[Data extracted from a collection]
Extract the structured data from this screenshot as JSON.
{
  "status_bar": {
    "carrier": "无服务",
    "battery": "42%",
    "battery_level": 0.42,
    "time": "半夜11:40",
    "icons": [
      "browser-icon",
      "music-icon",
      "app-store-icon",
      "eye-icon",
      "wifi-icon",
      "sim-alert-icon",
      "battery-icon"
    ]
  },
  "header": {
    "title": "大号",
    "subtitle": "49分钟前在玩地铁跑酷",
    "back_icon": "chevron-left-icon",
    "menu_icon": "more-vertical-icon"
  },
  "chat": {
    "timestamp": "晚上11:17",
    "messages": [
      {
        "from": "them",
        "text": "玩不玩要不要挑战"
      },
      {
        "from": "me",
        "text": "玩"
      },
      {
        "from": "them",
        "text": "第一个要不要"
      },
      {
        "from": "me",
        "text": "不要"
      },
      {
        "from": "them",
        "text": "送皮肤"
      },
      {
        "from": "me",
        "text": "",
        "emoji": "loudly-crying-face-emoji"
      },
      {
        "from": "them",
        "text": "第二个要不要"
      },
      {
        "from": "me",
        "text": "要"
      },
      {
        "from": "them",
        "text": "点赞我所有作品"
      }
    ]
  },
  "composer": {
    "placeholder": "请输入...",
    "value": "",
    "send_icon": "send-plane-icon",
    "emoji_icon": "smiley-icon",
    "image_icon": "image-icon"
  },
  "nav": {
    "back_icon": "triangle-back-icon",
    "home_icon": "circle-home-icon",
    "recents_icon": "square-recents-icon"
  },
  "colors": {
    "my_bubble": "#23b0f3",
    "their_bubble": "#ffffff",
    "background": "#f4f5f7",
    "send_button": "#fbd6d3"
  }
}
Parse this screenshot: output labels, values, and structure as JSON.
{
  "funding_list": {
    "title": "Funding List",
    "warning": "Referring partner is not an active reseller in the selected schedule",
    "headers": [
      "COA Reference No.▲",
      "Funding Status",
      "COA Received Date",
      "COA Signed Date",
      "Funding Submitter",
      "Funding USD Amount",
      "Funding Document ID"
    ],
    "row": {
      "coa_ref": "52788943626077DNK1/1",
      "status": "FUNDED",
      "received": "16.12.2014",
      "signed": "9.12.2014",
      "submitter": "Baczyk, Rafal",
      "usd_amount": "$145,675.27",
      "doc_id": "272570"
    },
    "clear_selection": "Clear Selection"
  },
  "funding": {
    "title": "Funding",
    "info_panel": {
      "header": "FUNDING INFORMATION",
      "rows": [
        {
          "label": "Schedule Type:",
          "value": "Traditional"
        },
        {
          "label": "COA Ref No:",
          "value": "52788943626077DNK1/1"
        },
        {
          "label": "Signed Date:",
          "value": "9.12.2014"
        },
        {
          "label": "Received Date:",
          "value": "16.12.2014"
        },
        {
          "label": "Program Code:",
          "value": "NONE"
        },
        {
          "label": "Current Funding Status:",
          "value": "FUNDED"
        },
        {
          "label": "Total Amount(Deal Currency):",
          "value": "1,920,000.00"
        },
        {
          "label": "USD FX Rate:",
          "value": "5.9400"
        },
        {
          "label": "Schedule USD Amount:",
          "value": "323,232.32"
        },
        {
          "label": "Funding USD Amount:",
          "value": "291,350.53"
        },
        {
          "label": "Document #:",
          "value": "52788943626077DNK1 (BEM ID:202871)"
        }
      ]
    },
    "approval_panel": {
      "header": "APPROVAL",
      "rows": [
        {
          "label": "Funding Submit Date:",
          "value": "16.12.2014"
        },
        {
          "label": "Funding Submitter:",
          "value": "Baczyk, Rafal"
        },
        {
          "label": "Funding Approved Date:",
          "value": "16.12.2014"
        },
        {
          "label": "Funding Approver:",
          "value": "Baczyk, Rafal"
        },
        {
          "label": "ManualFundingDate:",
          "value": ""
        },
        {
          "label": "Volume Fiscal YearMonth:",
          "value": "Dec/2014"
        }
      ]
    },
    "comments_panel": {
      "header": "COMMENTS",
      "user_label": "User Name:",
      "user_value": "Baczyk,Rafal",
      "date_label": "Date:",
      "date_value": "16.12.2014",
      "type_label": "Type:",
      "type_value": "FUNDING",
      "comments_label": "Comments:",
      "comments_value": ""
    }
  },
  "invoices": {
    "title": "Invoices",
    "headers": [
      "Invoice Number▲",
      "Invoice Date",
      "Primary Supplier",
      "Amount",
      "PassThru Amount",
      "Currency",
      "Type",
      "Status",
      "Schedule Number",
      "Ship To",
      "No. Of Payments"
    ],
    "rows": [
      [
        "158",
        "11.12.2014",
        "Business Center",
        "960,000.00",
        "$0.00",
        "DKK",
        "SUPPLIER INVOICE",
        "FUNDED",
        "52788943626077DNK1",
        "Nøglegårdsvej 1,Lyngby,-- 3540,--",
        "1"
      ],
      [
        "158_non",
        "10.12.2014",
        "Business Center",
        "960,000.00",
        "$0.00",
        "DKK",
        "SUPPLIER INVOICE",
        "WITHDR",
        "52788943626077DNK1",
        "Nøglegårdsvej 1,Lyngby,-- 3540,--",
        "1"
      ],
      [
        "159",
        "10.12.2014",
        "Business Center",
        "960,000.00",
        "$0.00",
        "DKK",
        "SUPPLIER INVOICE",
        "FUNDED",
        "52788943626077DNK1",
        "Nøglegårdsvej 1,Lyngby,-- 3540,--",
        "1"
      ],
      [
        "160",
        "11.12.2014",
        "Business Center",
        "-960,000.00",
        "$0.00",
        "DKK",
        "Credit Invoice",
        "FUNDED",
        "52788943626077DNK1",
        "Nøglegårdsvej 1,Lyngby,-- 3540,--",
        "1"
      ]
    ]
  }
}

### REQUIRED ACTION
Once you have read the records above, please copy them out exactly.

### TASK OUTPUT
Extract the structured data from this screenshot as JSON.
{
  "status_bar": {
    "carrier": "无服务",
    "battery": "42%",
    "battery_level": 0.42,
    "time": "半夜11:40",
    "icons": [
      "browser-icon",
      "music-icon",
      "app-store-icon",
      "eye-icon",
      "wifi-icon",
      "sim-alert-icon",
      "battery-icon"
    ]
  },
  "header": {
    "title": "大号",
    "subtitle": "49分钟前在玩地铁跑酷",
    "back_icon": "chevron-left-icon",
    "menu_icon": "more-vertical-icon"
  },
  "chat": {
    "timestamp": "晚上11:17",
    "messages": [
      {
        "from": "them",
        "text": "玩不玩要不要挑战"
      },
      {
        "from": "me",
        "text": "玩"
      },
      {
        "from": "them",
        "text": "第一个要不要"
      },
      {
        "from": "me",
        "text": "不要"
      },
      {
        "from": "them",
        "text": "送皮肤"
      },
      {
        "from": "me",
        "text": "",
        "emoji": "loudly-crying-face-emoji"
      },
      {
        "from": "them",
        "text": "第二个要不要"
      },
      {
        "from": "me",
        "text": "要"
      },
      {
        "from": "them",
        "text": "点赞我所有作品"
      }
    ]
  },
  "composer": {
    "placeholder": "请输入...",
    "value": "",
    "send_icon": "send-plane-icon",
    "emoji_icon": "smiley-icon",
    "image_icon": "image-icon"
  },
  "nav": {
    "back_icon": "triangle-back-icon",
    "home_icon": "circle-home-icon",
    "recents_icon": "square-recents-icon"
  },
  "colors": {
    "my_bubble": "#23b0f3",
    "their_bubble": "#ffffff",
    "background": "#f4f5f7",
    "send_button": "#fbd6d3"
  }
}
Parse this screenshot: output labels, values, and structure as JSON.
{
  "funding_list": {
    "title": "Funding List",
    "warning": "Referring partner is not an active reseller in the selected schedule",
    "headers": [
      "COA Reference No.▲",
      "Funding Status",
      "COA Received Date",
      "COA Signed Date",
      "Funding Submitter",
      "Funding USD Amount",
      "Funding Document ID"
    ],
    "row": {
      "coa_ref": "52788943626077DNK1/1",
      "status": "FUNDED",
      "received": "16.12.2014",
      "signed": "9.12.2014",
      "submitter": "Baczyk, Rafal",
      "usd_amount": "$145,675.27",
      "doc_id": "272570"
    },
    "clear_selection": "Clear Selection"
  },
  "funding": {
    "title": "Funding",
    "info_panel": {
      "header": "FUNDING INFORMATION",
      "rows": [
        {
          "label": "Schedule Type:",
          "value": "Traditional"
        },
        {
          "label": "COA Ref No:",
          "value": "52788943626077DNK1/1"
        },
        {
          "label": "Signed Date:",
          "value": "9.12.2014"
        },
        {
          "label": "Received Date:",
          "value": "16.12.2014"
        },
        {
          "label": "Program Code:",
          "value": "NONE"
        },
        {
          "label": "Current Funding Status:",
          "value": "FUNDED"
        },
        {
          "label": "Total Amount(Deal Currency):",
          "value": "1,920,000.00"
        },
        {
          "label": "USD FX Rate:",
          "value": "5.9400"
        },
        {
          "label": "Schedule USD Amount:",
          "value": "323,232.32"
        },
        {
          "label": "Funding USD Amount:",
          "value": "291,350.53"
        },
        {
          "label": "Document #:",
          "value": "52788943626077DNK1 (BEM ID:202871)"
        }
      ]
    },
    "approval_panel": {
      "header": "APPROVAL",
      "rows": [
        {
          "label": "Funding Submit Date:",
          "value": "16.12.2014"
        },
        {
          "label": "Funding Submitter:",
          "value": "Baczyk, Rafal"
        },
        {
          "label": "Funding Approved Date:",
          "value": "16.12.2014"
        },
        {
          "label": "Funding Approver:",
          "value": "Baczyk, Rafal"
        },
        {
          "label": "ManualFundingDate:",
          "value": ""
        },
        {
          "label": "Volume Fiscal YearMonth:",
          "value": "Dec/2014"
        }
      ]
    },
    "comments_panel": {
      "header": "COMMENTS",
      "user_label": "User Name:",
      "user_value": "Baczyk,Rafal",
      "date_label": "Date:",
      "date_value": "16.12.2014",
      "type_label": "Type:",
      "type_value": "FUNDING",
      "comments_label": "Comments:",
      "comments_value": ""
    }
  },
  "invoices": {
    "title": "Invoices",
    "headers": [
      "Invoice Number▲",
      "Invoice Date",
      "Primary Supplier",
      "Amount",
      "PassThru Amount",
      "Currency",
      "Type",
      "Status",
      "Schedule Number",
      "Ship To",
      "No. Of Payments"
    ],
    "rows": [
      [
        "158",
        "11.12.2014",
        "Business Center",
        "960,000.00",
        "$0.00",
        "DKK",
        "SUPPLIER INVOICE",
        "FUNDED",
        "52788943626077DNK1",
        "Nøglegårdsvej 1,Lyngby,-- 3540,--",
        "1"
      ],
      [
        "158_non",
        "10.12.2014",
        "Business Center",
        "960,000.00",
        "$0.00",
        "DKK",
        "SUPPLIER INVOICE",
        "WITHDR",
        "52788943626077DNK1",
        "Nøglegårdsvej 1,Lyngby,-- 3540,--",
        "1"
      ],
      [
        "159",
        "10.12.2014",
        "Business Center",
        "960,000.00",
        "$0.00",
        "DKK",
        "SUPPLIER INVOICE",
        "FUNDED",
        "52788943626077DNK1",
        "Nøglegårdsvej 1,Lyngby,-- 3540,--",
        "1"
      ],
      [
        "160",
        "11.12.2014",
        "Business Center",
        "-960,000.00",
        "$0.00",
        "DKK",
        "Credit Invoice",
        "FUNDED",
        "52788943626077DNK1",
        "Nøglegårdsvej 1,Lyngby,-- 3540,--",
        "1"
      ]
    ]
  }
}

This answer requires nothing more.